• _WHAT IS EXPECTED_
Every line that contains "label" must be located and copied from the data.

• _TASK DATA_
******

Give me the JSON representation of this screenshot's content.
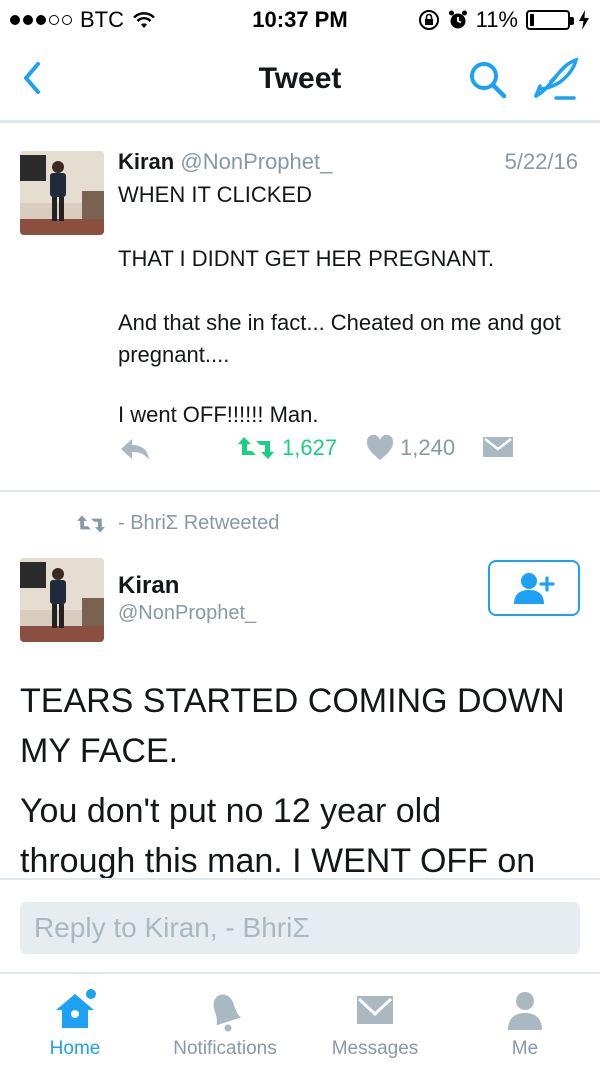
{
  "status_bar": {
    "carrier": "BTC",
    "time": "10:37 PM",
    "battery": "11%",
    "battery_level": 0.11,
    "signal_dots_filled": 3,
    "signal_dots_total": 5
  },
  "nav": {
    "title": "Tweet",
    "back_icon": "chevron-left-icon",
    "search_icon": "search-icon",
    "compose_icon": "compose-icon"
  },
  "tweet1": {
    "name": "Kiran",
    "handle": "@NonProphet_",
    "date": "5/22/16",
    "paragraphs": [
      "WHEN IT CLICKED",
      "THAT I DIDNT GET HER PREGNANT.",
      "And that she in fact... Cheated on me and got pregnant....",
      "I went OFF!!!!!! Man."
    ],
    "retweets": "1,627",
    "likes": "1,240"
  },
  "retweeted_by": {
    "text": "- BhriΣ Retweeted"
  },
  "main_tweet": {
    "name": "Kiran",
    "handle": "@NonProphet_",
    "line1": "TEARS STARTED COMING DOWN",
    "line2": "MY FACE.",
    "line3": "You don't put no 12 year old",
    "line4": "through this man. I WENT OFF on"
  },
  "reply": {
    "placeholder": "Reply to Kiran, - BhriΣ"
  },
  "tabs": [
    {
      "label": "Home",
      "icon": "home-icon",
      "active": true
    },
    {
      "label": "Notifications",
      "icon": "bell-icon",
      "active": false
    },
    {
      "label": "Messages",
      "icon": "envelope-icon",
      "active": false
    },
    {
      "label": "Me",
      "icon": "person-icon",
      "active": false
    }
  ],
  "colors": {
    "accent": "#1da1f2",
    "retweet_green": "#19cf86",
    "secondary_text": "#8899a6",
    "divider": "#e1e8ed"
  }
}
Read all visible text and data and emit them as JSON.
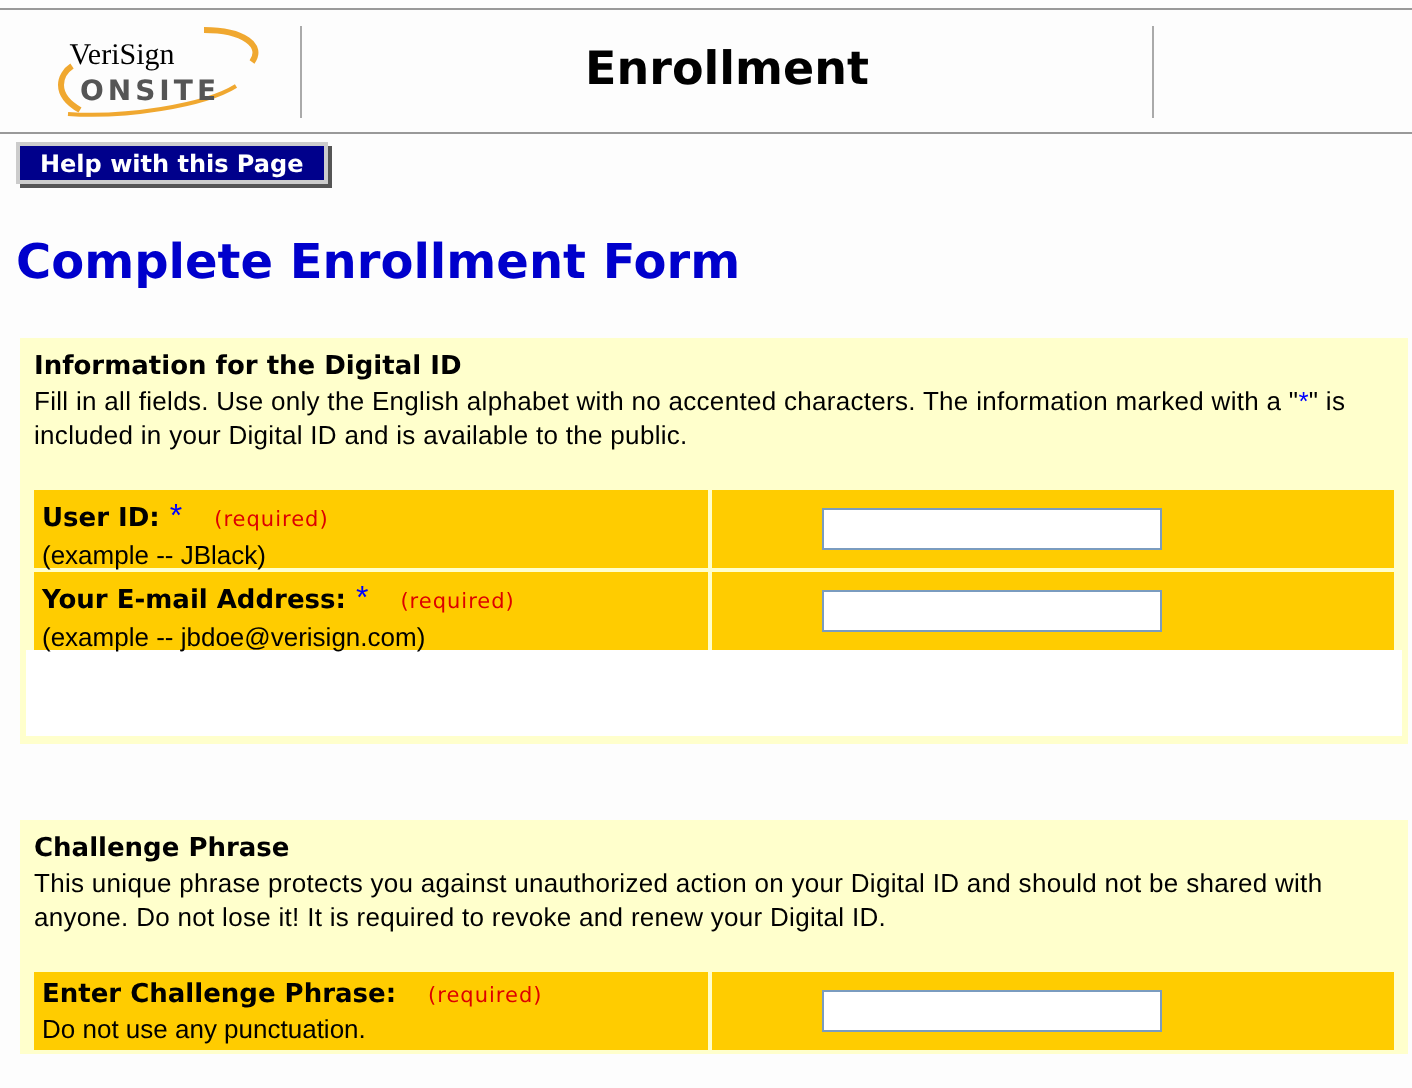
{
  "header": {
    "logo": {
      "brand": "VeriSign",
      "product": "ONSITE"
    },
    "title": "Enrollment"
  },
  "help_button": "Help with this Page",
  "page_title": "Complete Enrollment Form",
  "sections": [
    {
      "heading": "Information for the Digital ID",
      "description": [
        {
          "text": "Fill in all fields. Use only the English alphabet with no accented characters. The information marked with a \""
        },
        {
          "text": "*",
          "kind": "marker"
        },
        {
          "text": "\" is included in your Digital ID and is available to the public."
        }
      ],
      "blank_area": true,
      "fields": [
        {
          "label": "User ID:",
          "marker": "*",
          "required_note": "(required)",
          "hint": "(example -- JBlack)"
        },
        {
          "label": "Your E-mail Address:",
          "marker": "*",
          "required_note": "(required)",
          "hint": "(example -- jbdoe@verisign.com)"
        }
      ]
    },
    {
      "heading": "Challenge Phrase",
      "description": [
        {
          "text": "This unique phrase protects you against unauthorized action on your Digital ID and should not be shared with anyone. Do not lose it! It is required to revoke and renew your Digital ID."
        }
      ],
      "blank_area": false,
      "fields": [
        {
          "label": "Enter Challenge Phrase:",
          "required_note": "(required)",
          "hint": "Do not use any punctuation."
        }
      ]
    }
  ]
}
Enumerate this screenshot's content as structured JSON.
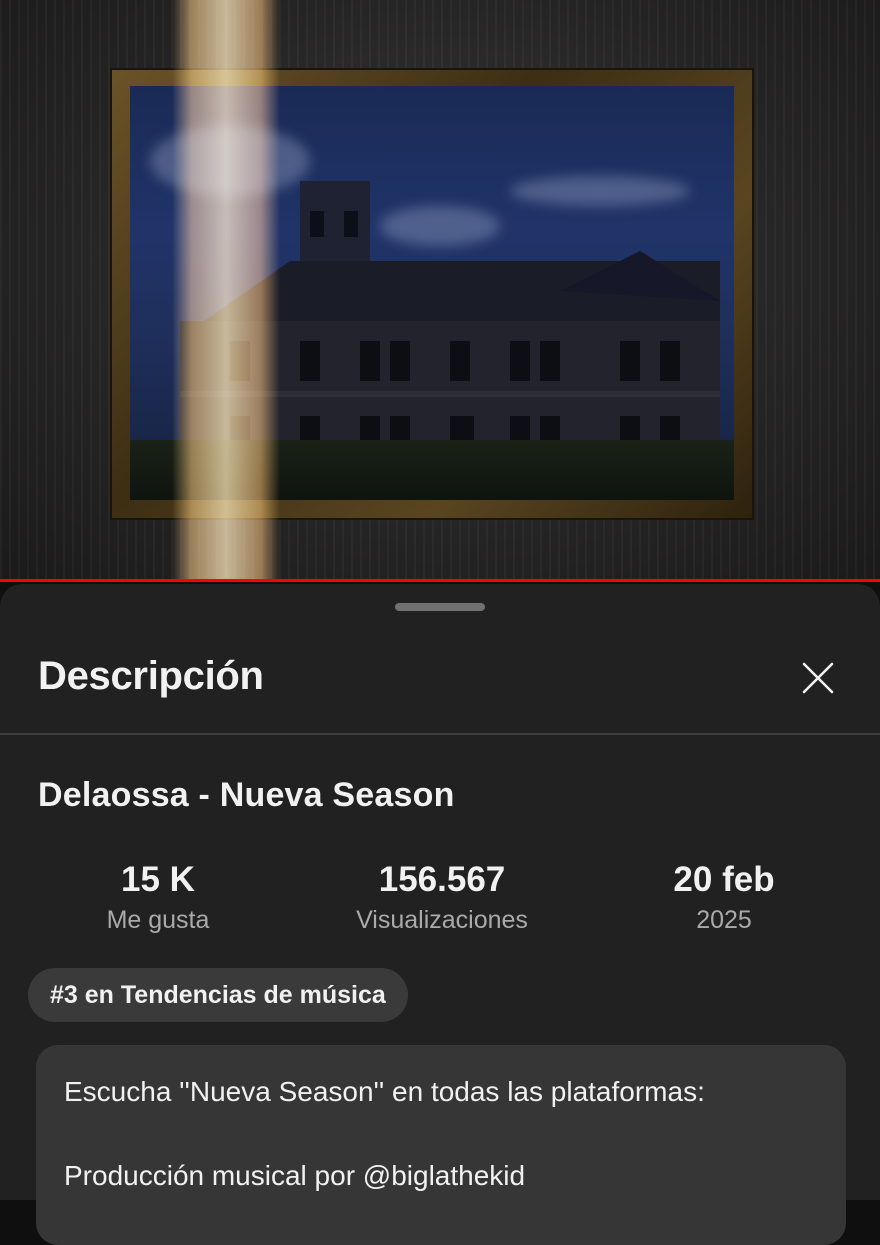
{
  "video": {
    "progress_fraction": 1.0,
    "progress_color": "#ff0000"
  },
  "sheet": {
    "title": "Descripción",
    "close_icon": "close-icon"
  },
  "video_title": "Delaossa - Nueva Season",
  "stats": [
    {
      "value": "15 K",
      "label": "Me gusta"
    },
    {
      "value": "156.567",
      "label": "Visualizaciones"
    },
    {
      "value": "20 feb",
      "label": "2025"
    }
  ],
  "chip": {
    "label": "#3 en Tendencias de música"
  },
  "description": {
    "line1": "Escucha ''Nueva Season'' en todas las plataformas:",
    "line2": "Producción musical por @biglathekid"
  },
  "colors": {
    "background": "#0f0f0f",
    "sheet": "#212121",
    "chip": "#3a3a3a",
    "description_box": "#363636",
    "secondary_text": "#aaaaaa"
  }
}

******

• _EXERCISE RESPONSE_
      "label": "Home",
      "label": "Notifications",
      "label": "Messages",
      "label": "Me",
          "label": "User ID:",
          "label": "Your E-mail Address:",
          "label": "Enter Challenge Phrase:",
      "label": "Me gusta"
      "label": "Visualizaciones"
      "label": "2025"
    "label": "#3 en Tendencias de música"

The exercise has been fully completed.